CIQ Gets $26 Million to Support Linux HPC


By: Mary Jander

A company called CIQ is roaring out of obscurity to claim status as a leader in the area of cloud-native high-performance computing (HPC) based on open-source technology.

This week, the 40-person firm, headquartered in Reno, Nevada, is taking $26 million in Series A venture funding, adding to $7 million in funding it gleaned in earlier years.

CIQ is re-landing on the tech scene thanks to several factors. First off is CEO Gregory Kurtzer, who helped develop CentOS (Community Enterprise Linux Operating System), an open-source Linux-based operating system favored for HPC. Development of CentOS was taken over by IBM Red Hat in 2014, only to be abandoned by that company in 2020. Undeterred, Kurtzer took over development of the OS, renaming it Rocky Linux in honor of another CentOS co-founder, Rocky McGough. He moved the project into a separate open-source entity called the Rocky Enterprise Software Foundation.

In 2020, Kurtzer moved to form a corporation that would exist alongside the Rocky Linux project, offering support and service but not commercializing or interfering with Rocky Linux’s ongoing development as an open-source toolkit. Enter CIQ, which started life as Ctrl IQ but quickly morphed into its present form.

And the phone’s been ringing off the hook, Kurtzer said, particularly among large enterprises (think telecom, oil and gas, aerospace, hyperscalers, etc.), which account for a lion’s share of what CIQ says is a quarter-million Rocky Linux downloads per month.
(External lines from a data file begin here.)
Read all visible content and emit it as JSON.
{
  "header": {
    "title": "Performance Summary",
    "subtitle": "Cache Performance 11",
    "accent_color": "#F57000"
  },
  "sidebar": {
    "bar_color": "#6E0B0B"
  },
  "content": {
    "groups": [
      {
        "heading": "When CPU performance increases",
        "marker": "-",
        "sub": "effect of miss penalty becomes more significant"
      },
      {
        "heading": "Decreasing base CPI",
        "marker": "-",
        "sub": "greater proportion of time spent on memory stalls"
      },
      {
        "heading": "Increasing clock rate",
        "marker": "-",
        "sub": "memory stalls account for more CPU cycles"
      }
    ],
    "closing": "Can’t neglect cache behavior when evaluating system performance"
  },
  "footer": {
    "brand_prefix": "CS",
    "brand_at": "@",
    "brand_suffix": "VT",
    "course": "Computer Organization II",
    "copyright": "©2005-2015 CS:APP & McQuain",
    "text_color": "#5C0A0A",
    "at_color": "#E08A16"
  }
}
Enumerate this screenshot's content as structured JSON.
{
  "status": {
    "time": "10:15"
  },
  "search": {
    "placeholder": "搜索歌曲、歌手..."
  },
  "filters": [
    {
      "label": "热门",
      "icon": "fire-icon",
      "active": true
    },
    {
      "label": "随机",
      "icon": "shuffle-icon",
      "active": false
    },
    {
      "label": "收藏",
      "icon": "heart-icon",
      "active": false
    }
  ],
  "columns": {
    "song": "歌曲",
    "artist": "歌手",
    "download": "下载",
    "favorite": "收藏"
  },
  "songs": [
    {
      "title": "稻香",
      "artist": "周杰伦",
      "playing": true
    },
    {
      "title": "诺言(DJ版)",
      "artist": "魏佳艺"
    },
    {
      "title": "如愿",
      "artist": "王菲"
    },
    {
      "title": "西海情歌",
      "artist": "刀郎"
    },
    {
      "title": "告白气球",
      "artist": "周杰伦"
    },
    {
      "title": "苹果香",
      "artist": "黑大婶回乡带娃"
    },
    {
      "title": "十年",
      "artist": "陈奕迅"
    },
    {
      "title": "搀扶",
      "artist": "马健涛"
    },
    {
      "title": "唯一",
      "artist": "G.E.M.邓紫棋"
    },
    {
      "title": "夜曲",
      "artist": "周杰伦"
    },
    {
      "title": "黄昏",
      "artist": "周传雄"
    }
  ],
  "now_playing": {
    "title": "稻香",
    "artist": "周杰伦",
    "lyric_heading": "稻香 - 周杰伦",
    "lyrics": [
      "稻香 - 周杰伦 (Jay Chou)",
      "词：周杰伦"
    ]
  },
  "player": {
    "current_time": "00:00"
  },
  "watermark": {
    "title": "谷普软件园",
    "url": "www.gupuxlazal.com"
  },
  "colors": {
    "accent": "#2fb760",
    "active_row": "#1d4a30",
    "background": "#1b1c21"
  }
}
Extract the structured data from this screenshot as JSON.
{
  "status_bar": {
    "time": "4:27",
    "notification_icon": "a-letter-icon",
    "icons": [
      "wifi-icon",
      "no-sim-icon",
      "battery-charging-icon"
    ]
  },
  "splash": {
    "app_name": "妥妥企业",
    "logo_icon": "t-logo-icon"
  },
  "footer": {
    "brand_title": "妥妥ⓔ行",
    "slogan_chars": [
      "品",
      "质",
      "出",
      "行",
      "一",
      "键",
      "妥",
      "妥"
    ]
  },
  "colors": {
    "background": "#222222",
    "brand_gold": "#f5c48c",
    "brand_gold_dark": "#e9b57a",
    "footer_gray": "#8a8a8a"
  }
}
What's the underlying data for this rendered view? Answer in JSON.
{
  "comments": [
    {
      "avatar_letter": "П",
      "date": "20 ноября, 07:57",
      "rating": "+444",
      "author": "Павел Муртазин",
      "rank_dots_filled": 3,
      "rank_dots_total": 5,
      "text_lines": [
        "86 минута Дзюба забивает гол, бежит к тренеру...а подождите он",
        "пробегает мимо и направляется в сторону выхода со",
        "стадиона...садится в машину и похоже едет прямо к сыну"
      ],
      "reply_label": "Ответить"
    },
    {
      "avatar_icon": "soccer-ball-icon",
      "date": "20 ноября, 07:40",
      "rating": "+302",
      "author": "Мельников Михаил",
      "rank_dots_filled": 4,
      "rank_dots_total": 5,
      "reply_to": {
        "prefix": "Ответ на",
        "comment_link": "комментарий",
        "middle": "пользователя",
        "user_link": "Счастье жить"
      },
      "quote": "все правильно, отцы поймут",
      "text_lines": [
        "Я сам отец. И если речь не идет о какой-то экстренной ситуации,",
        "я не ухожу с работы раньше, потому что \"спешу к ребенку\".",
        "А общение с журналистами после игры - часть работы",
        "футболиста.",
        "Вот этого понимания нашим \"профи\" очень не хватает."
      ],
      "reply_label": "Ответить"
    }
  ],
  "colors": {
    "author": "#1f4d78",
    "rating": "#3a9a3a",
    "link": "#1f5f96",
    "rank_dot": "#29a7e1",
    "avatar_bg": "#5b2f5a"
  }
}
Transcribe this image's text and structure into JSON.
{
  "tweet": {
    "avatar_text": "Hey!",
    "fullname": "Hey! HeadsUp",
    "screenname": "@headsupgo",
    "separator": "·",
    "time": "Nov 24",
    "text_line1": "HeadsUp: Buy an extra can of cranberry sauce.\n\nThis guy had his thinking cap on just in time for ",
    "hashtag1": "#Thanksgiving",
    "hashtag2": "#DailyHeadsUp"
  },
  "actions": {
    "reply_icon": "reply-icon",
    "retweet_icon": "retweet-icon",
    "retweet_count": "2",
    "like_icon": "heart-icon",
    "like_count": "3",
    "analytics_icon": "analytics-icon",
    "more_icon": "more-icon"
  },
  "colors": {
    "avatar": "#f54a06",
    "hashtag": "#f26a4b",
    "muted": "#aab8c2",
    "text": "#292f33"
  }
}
CIQ Supports Rocky Linux As Is

As noted, CIQ does not offer a proprietary version of Rocky Linux. Instead, it directly supports the open-source OS, while adding other functionality for performance and security.

“Every machine, every file, every container, every component is validated and trusted with guaranteed supply-chain security,” said CEO Kurtzer. In addition, CIQ offers performance-enhancement, cluster management, provisioning, imaging at scale, containers, and multicloud capabilities via its own patented implementations of open-source tools that include Warewulf (for clustering), Apptainer (formerly Singularity, for HPC container management), and Fuzzball (for federated computing).

The end result of these efforts is what CIQ calls a secured, “enhanced software infrastructure stack” that operates from bare metal through multicloud environments and everything in between.

Google Latches Onto CIQ

Among the companies knocking on CIQ’s door is Google, which adopted Rocky Linux as a replacement for CentOS when Red Hat pulled the plug. In April 2022, CIQ announced an alliance with Google to offer support for Rocky Linux. Customers have the option of obtaining support for Rocky Linux on Google Cloud by contacting either CIQ or Google.

Notably, CIQ also supports Rocky Linux on Azure and AWS.

CIQ doesn’t charge for support via core or device. Instead, it offers tiered service plans based on service level agreements (SLAs) with individuals, teams, and enterprises. The model works better for today’s multicloud and HPC environments, CIQ says. “We’re building next-generation customer service. It’s not legacy, it’s not vendor-serving,” said Kurtzer.

An Ally Now Competes

CIQ faces a wealth of challenges, not the least of which comes from former ally Red Hat, which offers its own metal-to-multicloud solutions, with IBM (NYSE: IBM) support behind it. Also in the space are VMware (NYSE: VMW) and Hewlett Packard Enterprise (NYSE: HPE), along with virtually any other firm involved in HPC. All of these companies have formidable support systems that include help for developers.

On the plus side, the popularity of open-source technology strengthens CIQ’s pitch. And demand for a fully supported CentOS replacement should prove to be an attractive option for large enterprise customers. Expect to hear more on this front in the coming months.

CIQ’s latest round was led by Two Bear Capital.